**Assignment:** A faithful copy is required. Print each line of the data exactly and omit the pictures.

**Input data:**
________________________
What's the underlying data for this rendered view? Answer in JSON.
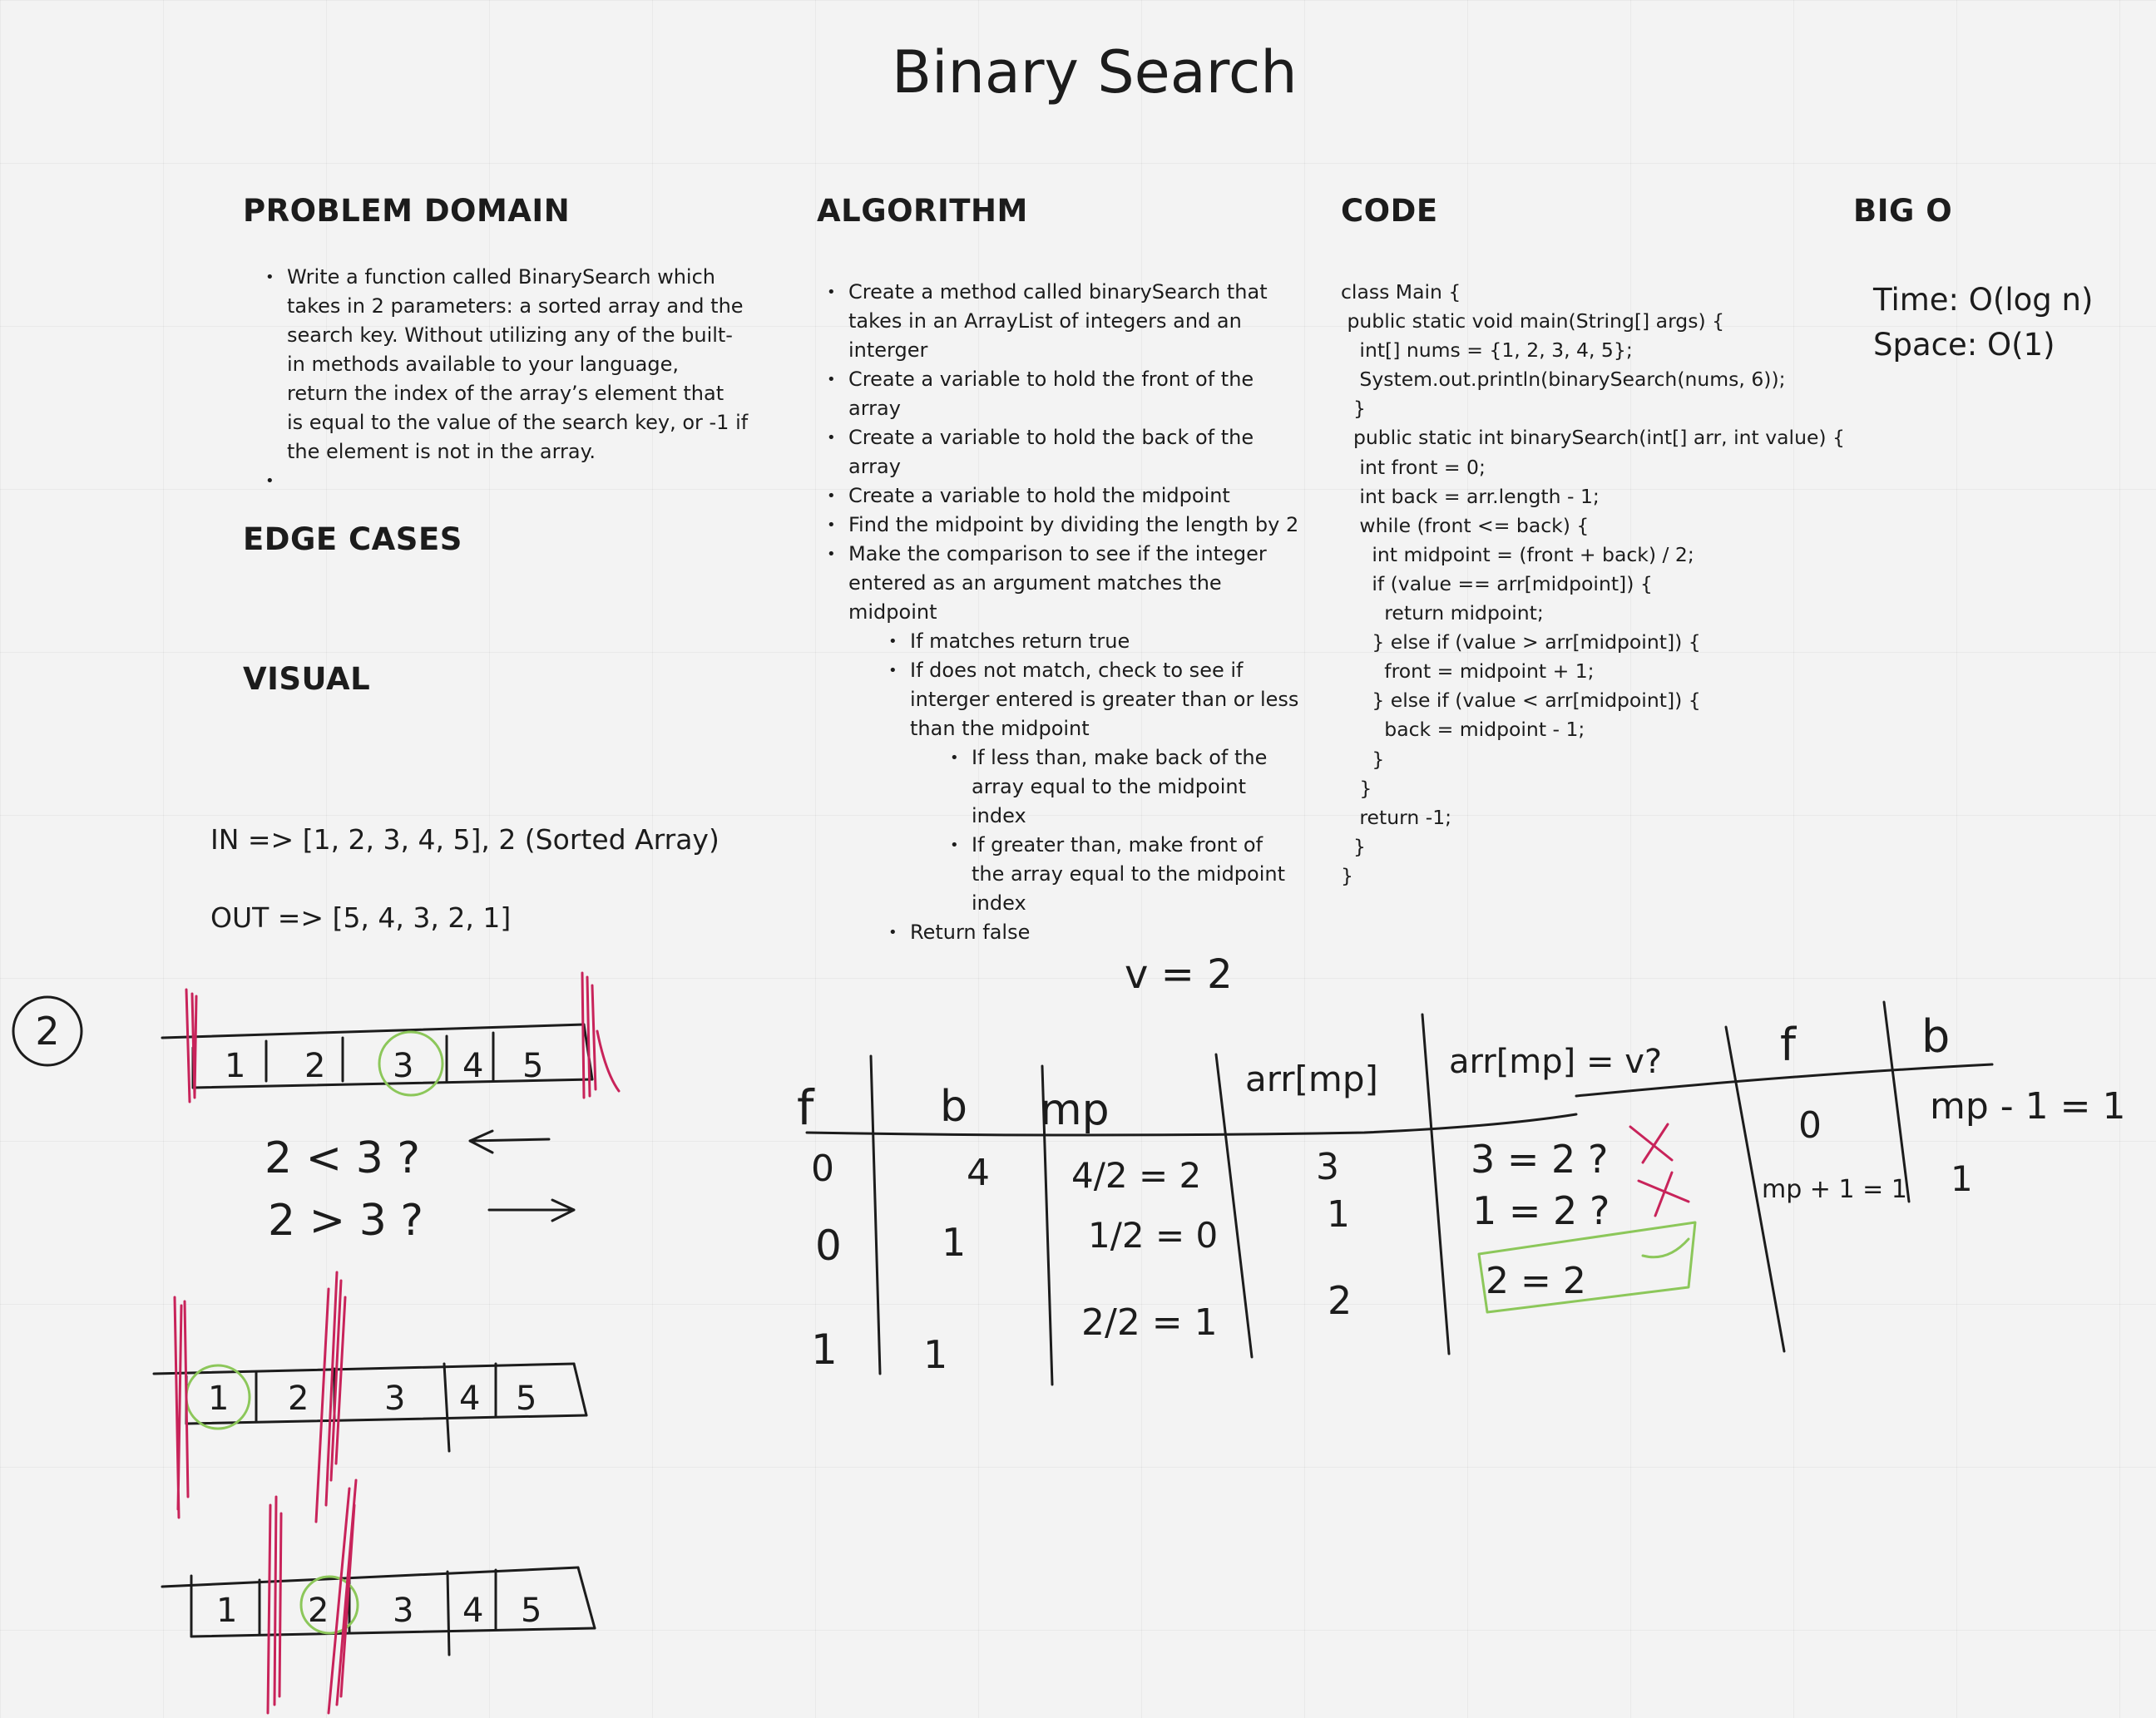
{
  "title": "Binary Search",
  "problem_domain": {
    "heading": "PROBLEM DOMAIN",
    "lines": [
      "Write a function called BinarySearch which",
      "takes in 2 parameters: a sorted array and the",
      "search key. Without utilizing any of the built-",
      "in methods available to your language,",
      "return the index of the array’s element that",
      "is equal to the value of the search key, or -1 if",
      "the element is not in the array."
    ],
    "empty_bullet": ""
  },
  "edge_cases": {
    "heading": "EDGE CASES"
  },
  "visual": {
    "heading": "VISUAL",
    "input": "IN => [1, 2, 3, 4, 5], 2 (Sorted Array)",
    "output": "OUT => [5, 4, 3, 2, 1]"
  },
  "algorithm": {
    "heading": "ALGORITHM",
    "items": [
      {
        "level": 0,
        "lines": [
          "Create a method called binarySearch that",
          "takes in an ArrayList of integers and an",
          "interger"
        ]
      },
      {
        "level": 0,
        "lines": [
          "Create a variable to hold the front of the",
          "array"
        ]
      },
      {
        "level": 0,
        "lines": [
          "Create a variable to hold the back of the",
          "array"
        ]
      },
      {
        "level": 0,
        "lines": [
          "Create a variable to hold the midpoint"
        ]
      },
      {
        "level": 0,
        "lines": [
          "Find the midpoint by dividing the length by 2"
        ]
      },
      {
        "level": 0,
        "lines": [
          "Make the comparison to see if the integer",
          "entered as an argument matches the",
          "midpoint"
        ]
      },
      {
        "level": 1,
        "lines": [
          "If matches return true"
        ]
      },
      {
        "level": 1,
        "lines": [
          "If does not match, check to see if",
          "interger entered is greater than or less",
          "than the midpoint"
        ]
      },
      {
        "level": 2,
        "lines": [
          "If less than, make back of the",
          "array equal to the midpoint",
          "index"
        ]
      },
      {
        "level": 2,
        "lines": [
          "If greater than, make front of",
          "the array equal to the midpoint",
          "index"
        ]
      },
      {
        "level": 1,
        "lines": [
          "Return false"
        ]
      }
    ]
  },
  "code": {
    "heading": "CODE",
    "lines": [
      "class Main {",
      " public static void main(String[] args) {",
      "   int[] nums = {1, 2, 3, 4, 5};",
      "   System.out.println(binarySearch(nums, 6));",
      "  }",
      "  public static int binarySearch(int[] arr, int value) {",
      "   int front = 0;",
      "   int back = arr.length - 1;",
      "   while (front <= back) {",
      "     int midpoint = (front + back) / 2;",
      "     if (value == arr[midpoint]) {",
      "       return midpoint;",
      "     } else if (value > arr[midpoint]) {",
      "       front = midpoint + 1;",
      "     } else if (value < arr[midpoint]) {",
      "       back = midpoint - 1;",
      "     }",
      "   }",
      "   return -1;",
      "  }",
      "}"
    ]
  },
  "big_o": {
    "heading": "BIG O",
    "time": "Time: O(log n)",
    "space": "Space: O(1)"
  },
  "sketch": {
    "step_label": "2",
    "arrays": [
      [
        "1",
        "2",
        "3",
        "4",
        "5"
      ],
      [
        "1",
        "2",
        "3",
        "4",
        "5"
      ],
      [
        "1",
        "2",
        "3",
        "4",
        "5"
      ]
    ],
    "comparisons": [
      "2 < 3 ?",
      "2 > 3 ?"
    ],
    "value_note": "v = 2",
    "table_headers": [
      "f",
      "b",
      "mp",
      "arr[mp]",
      "arr[mp] = v?",
      "f",
      "b"
    ],
    "table_rows": [
      [
        "0",
        "4",
        "4/2 = 2",
        "3",
        "3 = 2 ?",
        "0",
        "mp - 1 = 1"
      ],
      [
        "0",
        "1",
        "1/2 = 0",
        "1",
        "1 = 2 ?",
        "mp + 1 = 1",
        "1"
      ],
      [
        "1",
        "1",
        "2/2 = 1",
        "2",
        "2 = 2",
        "",
        ""
      ]
    ]
  },
  "colors": {
    "ink": "#1c1c1c",
    "red": "#c8235a",
    "green": "#8cc75a"
  }
}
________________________
**Answer area:**
What's the underlying data for this rendered view? Answer in JSON.
{
  "title": "Binary Search",
  "problem_domain": {
    "heading": "PROBLEM DOMAIN",
    "lines": [
      "Write a function called BinarySearch which",
      "takes in 2 parameters: a sorted array and the",
      "search key. Without utilizing any of the built-",
      "in methods available to your language,",
      "return the index of the array’s element that",
      "is equal to the value of the search key, or -1 if",
      "the element is not in the array."
    ],
    "empty_bullet": ""
  },
  "edge_cases": {
    "heading": "EDGE CASES"
  },
  "visual": {
    "heading": "VISUAL",
    "input": "IN => [1, 2, 3, 4, 5], 2 (Sorted Array)",
    "output": "OUT => [5, 4, 3, 2, 1]"
  },
  "algorithm": {
    "heading": "ALGORITHM",
    "items": [
      {
        "level": 0,
        "lines": [
          "Create a method called binarySearch that",
          "takes in an ArrayList of integers and an",
          "interger"
        ]
      },
      {
        "level": 0,
        "lines": [
          "Create a variable to hold the front of the",
          "array"
        ]
      },
      {
        "level": 0,
        "lines": [
          "Create a variable to hold the back of the",
          "array"
        ]
      },
      {
        "level": 0,
        "lines": [
          "Create a variable to hold the midpoint"
        ]
      },
      {
        "level": 0,
        "lines": [
          "Find the midpoint by dividing the length by 2"
        ]
      },
      {
        "level": 0,
        "lines": [
          "Make the comparison to see if the integer",
          "entered as an argument matches the",
          "midpoint"
        ]
      },
      {
        "level": 1,
        "lines": [
          "If matches return true"
        ]
      },
      {
        "level": 1,
        "lines": [
          "If does not match, check to see if",
          "interger entered is greater than or less",
          "than the midpoint"
        ]
      },
      {
        "level": 2,
        "lines": [
          "If less than, make back of the",
          "array equal to the midpoint",
          "index"
        ]
      },
      {
        "level": 2,
        "lines": [
          "If greater than, make front of",
          "the array equal to the midpoint",
          "index"
        ]
      },
      {
        "level": 1,
        "lines": [
          "Return false"
        ]
      }
    ]
  },
  "code": {
    "heading": "CODE",
    "lines": [
      "class Main {",
      " public static void main(String[] args) {",
      "   int[] nums = {1, 2, 3, 4, 5};",
      "   System.out.println(binarySearch(nums, 6));",
      "  }",
      "  public static int binarySearch(int[] arr, int value) {",
      "   int front = 0;",
      "   int back = arr.length - 1;",
      "   while (front <= back) {",
      "     int midpoint = (front + back) / 2;",
      "     if (value == arr[midpoint]) {",
      "       return midpoint;",
      "     } else if (value > arr[midpoint]) {",
      "       front = midpoint + 1;",
      "     } else if (value < arr[midpoint]) {",
      "       back = midpoint - 1;",
      "     }",
      "   }",
      "   return -1;",
      "  }",
      "}"
    ]
  },
  "big_o": {
    "heading": "BIG O",
    "time": "Time: O(log n)",
    "space": "Space: O(1)"
  },
  "sketch": {
    "step_label": "2",
    "arrays": [
      [
        "1",
        "2",
        "3",
        "4",
        "5"
      ],
      [
        "1",
        "2",
        "3",
        "4",
        "5"
      ],
      [
        "1",
        "2",
        "3",
        "4",
        "5"
      ]
    ],
    "comparisons": [
      "2 < 3 ?",
      "2 > 3 ?"
    ],
    "value_note": "v = 2",
    "table_headers": [
      "f",
      "b",
      "mp",
      "arr[mp]",
      "arr[mp] = v?",
      "f",
      "b"
    ],
    "table_rows": [
      [
        "0",
        "4",
        "4/2 = 2",
        "3",
        "3 = 2 ?",
        "0",
        "mp - 1 = 1"
      ],
      [
        "0",
        "1",
        "1/2 = 0",
        "1",
        "1 = 2 ?",
        "mp + 1 = 1",
        "1"
      ],
      [
        "1",
        "1",
        "2/2 = 1",
        "2",
        "2 = 2",
        "",
        ""
      ]
    ]
  },
  "colors": {
    "ink": "#1c1c1c",
    "red": "#c8235a",
    "green": "#8cc75a"
  }
}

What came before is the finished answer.